--- INSTRUCTIONS FOR THE TASK ---
Copy, from the material below, each line that contains the word "JSON".

☆ ☆ ☆

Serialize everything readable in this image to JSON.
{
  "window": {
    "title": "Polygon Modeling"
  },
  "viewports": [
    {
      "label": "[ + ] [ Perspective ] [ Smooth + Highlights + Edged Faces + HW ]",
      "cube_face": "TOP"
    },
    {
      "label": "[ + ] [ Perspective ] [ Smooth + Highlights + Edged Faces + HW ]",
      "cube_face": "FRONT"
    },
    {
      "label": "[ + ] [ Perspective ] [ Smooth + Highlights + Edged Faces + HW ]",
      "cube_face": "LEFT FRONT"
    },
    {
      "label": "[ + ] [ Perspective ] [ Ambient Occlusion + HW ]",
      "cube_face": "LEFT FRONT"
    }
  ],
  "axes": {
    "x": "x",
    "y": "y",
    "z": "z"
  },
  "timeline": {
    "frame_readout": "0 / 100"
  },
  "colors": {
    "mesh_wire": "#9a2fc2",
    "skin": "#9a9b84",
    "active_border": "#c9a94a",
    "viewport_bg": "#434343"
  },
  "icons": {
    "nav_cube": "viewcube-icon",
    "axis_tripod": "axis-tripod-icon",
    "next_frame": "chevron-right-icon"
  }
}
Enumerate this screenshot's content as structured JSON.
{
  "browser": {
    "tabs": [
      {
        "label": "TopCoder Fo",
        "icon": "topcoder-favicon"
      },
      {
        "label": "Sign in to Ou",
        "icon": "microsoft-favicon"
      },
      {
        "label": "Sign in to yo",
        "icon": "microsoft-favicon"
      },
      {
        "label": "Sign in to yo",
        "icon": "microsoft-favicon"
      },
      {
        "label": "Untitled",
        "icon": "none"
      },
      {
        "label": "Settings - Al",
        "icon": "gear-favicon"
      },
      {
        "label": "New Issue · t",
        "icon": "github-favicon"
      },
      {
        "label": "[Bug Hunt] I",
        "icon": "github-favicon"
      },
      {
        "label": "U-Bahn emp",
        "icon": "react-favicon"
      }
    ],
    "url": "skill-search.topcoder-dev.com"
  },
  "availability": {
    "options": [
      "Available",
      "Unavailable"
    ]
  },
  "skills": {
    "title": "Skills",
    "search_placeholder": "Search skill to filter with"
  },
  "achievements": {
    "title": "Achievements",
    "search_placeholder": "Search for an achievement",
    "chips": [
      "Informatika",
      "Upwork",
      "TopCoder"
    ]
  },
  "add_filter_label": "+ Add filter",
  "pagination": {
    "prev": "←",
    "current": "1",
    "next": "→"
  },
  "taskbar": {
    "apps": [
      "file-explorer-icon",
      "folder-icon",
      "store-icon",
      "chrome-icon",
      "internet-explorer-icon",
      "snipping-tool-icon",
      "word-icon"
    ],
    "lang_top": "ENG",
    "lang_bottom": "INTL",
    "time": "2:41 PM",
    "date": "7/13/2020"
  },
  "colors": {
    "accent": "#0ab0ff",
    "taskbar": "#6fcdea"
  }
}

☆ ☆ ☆

--- RESPONSE BOX ---
Serialize everything readable in this image to JSON.
Enumerate this screenshot's content as structured JSON.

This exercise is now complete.